Set down all of the data again, character for character.
━━━━━ EXERCISE DATA ━━━━━
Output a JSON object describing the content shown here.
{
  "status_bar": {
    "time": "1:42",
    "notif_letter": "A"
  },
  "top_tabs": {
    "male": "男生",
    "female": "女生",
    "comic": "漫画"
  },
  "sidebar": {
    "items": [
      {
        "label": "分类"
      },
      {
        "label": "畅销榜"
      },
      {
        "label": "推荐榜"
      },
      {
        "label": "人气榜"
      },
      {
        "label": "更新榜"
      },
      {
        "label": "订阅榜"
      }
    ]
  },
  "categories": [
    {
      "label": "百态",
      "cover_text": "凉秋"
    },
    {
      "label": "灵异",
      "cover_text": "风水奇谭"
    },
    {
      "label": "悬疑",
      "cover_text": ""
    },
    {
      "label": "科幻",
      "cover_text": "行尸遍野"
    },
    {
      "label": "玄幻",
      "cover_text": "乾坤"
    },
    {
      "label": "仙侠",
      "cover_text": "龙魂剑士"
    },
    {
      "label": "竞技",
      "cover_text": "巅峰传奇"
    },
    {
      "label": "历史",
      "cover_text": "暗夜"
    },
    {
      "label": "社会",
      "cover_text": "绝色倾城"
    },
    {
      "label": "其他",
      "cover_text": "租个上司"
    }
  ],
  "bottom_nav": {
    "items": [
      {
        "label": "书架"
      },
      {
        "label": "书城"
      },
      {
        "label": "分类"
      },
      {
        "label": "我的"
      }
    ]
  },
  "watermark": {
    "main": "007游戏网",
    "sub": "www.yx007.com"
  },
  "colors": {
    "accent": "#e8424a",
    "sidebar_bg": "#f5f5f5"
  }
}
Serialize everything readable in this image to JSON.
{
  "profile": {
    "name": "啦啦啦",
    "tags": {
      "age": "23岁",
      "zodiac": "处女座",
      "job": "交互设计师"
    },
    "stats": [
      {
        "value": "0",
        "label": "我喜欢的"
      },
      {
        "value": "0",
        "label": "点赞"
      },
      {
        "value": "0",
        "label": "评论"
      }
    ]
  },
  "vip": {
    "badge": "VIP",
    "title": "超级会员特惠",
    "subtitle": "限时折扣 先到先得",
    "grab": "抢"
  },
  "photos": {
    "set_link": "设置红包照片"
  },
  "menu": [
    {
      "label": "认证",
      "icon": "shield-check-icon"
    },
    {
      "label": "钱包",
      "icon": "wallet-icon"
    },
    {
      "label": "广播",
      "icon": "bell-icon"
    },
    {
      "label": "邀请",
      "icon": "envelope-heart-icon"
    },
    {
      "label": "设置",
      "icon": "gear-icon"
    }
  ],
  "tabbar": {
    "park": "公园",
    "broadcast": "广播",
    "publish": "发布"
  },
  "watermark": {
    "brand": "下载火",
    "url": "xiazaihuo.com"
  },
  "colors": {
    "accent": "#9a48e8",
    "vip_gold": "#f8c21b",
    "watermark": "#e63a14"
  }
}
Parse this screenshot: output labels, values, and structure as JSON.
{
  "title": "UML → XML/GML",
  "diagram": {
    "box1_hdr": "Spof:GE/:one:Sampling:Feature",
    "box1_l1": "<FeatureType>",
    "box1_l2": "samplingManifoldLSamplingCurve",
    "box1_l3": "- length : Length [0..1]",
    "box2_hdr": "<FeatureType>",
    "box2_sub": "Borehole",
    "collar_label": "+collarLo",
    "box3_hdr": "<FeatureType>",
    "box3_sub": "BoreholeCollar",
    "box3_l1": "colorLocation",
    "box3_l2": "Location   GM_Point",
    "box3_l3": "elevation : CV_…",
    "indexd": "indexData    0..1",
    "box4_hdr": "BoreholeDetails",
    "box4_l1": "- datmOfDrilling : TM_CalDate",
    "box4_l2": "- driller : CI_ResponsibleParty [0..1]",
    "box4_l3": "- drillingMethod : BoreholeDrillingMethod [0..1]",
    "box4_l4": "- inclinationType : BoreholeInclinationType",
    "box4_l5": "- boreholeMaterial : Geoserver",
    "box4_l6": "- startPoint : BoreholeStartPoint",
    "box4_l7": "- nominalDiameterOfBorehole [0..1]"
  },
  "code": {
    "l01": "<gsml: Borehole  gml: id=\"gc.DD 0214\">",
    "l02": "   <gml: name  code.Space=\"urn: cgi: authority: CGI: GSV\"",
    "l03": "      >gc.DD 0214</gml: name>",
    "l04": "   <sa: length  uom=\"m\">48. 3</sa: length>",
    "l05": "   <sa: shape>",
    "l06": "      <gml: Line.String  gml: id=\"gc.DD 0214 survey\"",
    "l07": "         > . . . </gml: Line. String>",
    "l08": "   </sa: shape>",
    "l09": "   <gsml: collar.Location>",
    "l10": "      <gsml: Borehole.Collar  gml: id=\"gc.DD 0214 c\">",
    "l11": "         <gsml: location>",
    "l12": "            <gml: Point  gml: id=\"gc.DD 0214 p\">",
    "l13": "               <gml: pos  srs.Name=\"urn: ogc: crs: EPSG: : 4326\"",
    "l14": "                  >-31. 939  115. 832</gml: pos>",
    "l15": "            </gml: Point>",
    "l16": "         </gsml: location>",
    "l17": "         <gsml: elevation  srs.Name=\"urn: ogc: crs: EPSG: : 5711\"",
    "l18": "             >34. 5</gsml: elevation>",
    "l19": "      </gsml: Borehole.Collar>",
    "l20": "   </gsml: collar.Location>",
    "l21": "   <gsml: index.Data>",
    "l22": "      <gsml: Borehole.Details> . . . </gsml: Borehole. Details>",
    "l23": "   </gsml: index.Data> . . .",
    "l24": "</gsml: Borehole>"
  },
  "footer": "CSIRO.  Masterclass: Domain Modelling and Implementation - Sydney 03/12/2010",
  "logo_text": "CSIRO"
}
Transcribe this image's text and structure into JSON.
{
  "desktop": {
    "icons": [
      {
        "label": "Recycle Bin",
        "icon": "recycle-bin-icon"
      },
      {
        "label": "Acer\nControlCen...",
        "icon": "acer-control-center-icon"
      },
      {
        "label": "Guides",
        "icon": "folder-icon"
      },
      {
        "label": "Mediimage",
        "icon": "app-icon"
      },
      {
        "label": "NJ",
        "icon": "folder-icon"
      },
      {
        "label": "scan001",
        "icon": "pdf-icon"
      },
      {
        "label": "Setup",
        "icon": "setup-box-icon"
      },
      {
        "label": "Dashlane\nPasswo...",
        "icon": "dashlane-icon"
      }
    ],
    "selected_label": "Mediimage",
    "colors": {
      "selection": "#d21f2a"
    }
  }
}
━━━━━
(FINISHED EXERCISE):
Output a JSON object describing the content shown here.
{
  "status_bar": {
    "time": "1:42",
    "notif_letter": "A"
  },
  "top_tabs": {
    "male": "男生",
    "female": "女生",
    "comic": "漫画"
  },
  "sidebar": {
    "items": [
      {
        "label": "分类"
      },
      {
        "label": "畅销榜"
      },
      {
        "label": "推荐榜"
      },
      {
        "label": "人气榜"
      },
      {
        "label": "更新榜"
      },
      {
        "label": "订阅榜"
      }
    ]
  },
  "categories": [
    {
      "label": "百态",
      "cover_text": "凉秋"
    },
    {
      "label": "灵异",
      "cover_text": "风水奇谭"
    },
    {
      "label": "悬疑",
      "cover_text": ""
    },
    {
      "label": "科幻",
      "cover_text": "行尸遍野"
    },
    {
      "label": "玄幻",
      "cover_text": "乾坤"
    },
    {
      "label": "仙侠",
      "cover_text": "龙魂剑士"
    },
    {
      "label": "竞技",
      "cover_text": "巅峰传奇"
    },
    {
      "label": "历史",
      "cover_text": "暗夜"
    },
    {
      "label": "社会",
      "cover_text": "绝色倾城"
    },
    {
      "label": "其他",
      "cover_text": "租个上司"
    }
  ],
  "bottom_nav": {
    "items": [
      {
        "label": "书架"
      },
      {
        "label": "书城"
      },
      {
        "label": "分类"
      },
      {
        "label": "我的"
      }
    ]
  },
  "watermark": {
    "main": "007游戏网",
    "sub": "www.yx007.com"
  },
  "colors": {
    "accent": "#e8424a",
    "sidebar_bg": "#f5f5f5"
  }
}
Serialize everything readable in this image to JSON.
{
  "profile": {
    "name": "啦啦啦",
    "tags": {
      "age": "23岁",
      "zodiac": "处女座",
      "job": "交互设计师"
    },
    "stats": [
      {
        "value": "0",
        "label": "我喜欢的"
      },
      {
        "value": "0",
        "label": "点赞"
      },
      {
        "value": "0",
        "label": "评论"
      }
    ]
  },
  "vip": {
    "badge": "VIP",
    "title": "超级会员特惠",
    "subtitle": "限时折扣 先到先得",
    "grab": "抢"
  },
  "photos": {
    "set_link": "设置红包照片"
  },
  "menu": [
    {
      "label": "认证",
      "icon": "shield-check-icon"
    },
    {
      "label": "钱包",
      "icon": "wallet-icon"
    },
    {
      "label": "广播",
      "icon": "bell-icon"
    },
    {
      "label": "邀请",
      "icon": "envelope-heart-icon"
    },
    {
      "label": "设置",
      "icon": "gear-icon"
    }
  ],
  "tabbar": {
    "park": "公园",
    "broadcast": "广播",
    "publish": "发布"
  },
  "watermark": {
    "brand": "下载火",
    "url": "xiazaihuo.com"
  },
  "colors": {
    "accent": "#9a48e8",
    "vip_gold": "#f8c21b",
    "watermark": "#e63a14"
  }
}
Parse this screenshot: output labels, values, and structure as JSON.
{
  "title": "UML → XML/GML",
  "diagram": {
    "box1_hdr": "Spof:GE/:one:Sampling:Feature",
    "box1_l1": "<FeatureType>",
    "box1_l2": "samplingManifoldLSamplingCurve",
    "box1_l3": "- length : Length [0..1]",
    "box2_hdr": "<FeatureType>",
    "box2_sub": "Borehole",
    "collar_label": "+collarLo",
    "box3_hdr": "<FeatureType>",
    "box3_sub": "BoreholeCollar",
    "box3_l1": "colorLocation",
    "box3_l2": "Location   GM_Point",
    "box3_l3": "elevation : CV_…",
    "indexd": "indexData    0..1",
    "box4_hdr": "BoreholeDetails",
    "box4_l1": "- datmOfDrilling : TM_CalDate",
    "box4_l2": "- driller : CI_ResponsibleParty [0..1]",
    "box4_l3": "- drillingMethod : BoreholeDrillingMethod [0..1]",
    "box4_l4": "- inclinationType : BoreholeInclinationType",
    "box4_l5": "- boreholeMaterial : Geoserver",
    "box4_l6": "- startPoint : BoreholeStartPoint",
    "box4_l7": "- nominalDiameterOfBorehole [0..1]"
  },
  "code": {
    "l01": "<gsml: Borehole  gml: id=\"gc.DD 0214\">",
    "l02": "   <gml: name  code.Space=\"urn: cgi: authority: CGI: GSV\"",
    "l03": "      >gc.DD 0214</gml: name>",
    "l04": "   <sa: length  uom=\"m\">48. 3</sa: length>",
    "l05": "   <sa: shape>",
    "l06": "      <gml: Line.String  gml: id=\"gc.DD 0214 survey\"",
    "l07": "         > . . . </gml: Line. String>",
    "l08": "   </sa: shape>",
    "l09": "   <gsml: collar.Location>",
    "l10": "      <gsml: Borehole.Collar  gml: id=\"gc.DD 0214 c\">",
    "l11": "         <gsml: location>",
    "l12": "            <gml: Point  gml: id=\"gc.DD 0214 p\">",
    "l13": "               <gml: pos  srs.Name=\"urn: ogc: crs: EPSG: : 4326\"",
    "l14": "                  >-31. 939  115. 832</gml: pos>",
    "l15": "            </gml: Point>",
    "l16": "         </gsml: location>",
    "l17": "         <gsml: elevation  srs.Name=\"urn: ogc: crs: EPSG: : 5711\"",
    "l18": "             >34. 5</gsml: elevation>",
    "l19": "      </gsml: Borehole.Collar>",
    "l20": "   </gsml: collar.Location>",
    "l21": "   <gsml: index.Data>",
    "l22": "      <gsml: Borehole.Details> . . . </gsml: Borehole. Details>",
    "l23": "   </gsml: index.Data> . . .",
    "l24": "</gsml: Borehole>"
  },
  "footer": "CSIRO.  Masterclass: Domain Modelling and Implementation - Sydney 03/12/2010",
  "logo_text": "CSIRO"
}
Transcribe this image's text and structure into JSON.
{
  "desktop": {
    "icons": [
      {
        "label": "Recycle Bin",
        "icon": "recycle-bin-icon"
      },
      {
        "label": "Acer\nControlCen...",
        "icon": "acer-control-center-icon"
      },
      {
        "label": "Guides",
        "icon": "folder-icon"
      },
      {
        "label": "Mediimage",
        "icon": "app-icon"
      },
      {
        "label": "NJ",
        "icon": "folder-icon"
      },
      {
        "label": "scan001",
        "icon": "pdf-icon"
      },
      {
        "label": "Setup",
        "icon": "setup-box-icon"
      },
      {
        "label": "Dashlane\nPasswo...",
        "icon": "dashlane-icon"
      }
    ],
    "selected_label": "Mediimage",
    "colors": {
      "selection": "#d21f2a"
    }
  }
}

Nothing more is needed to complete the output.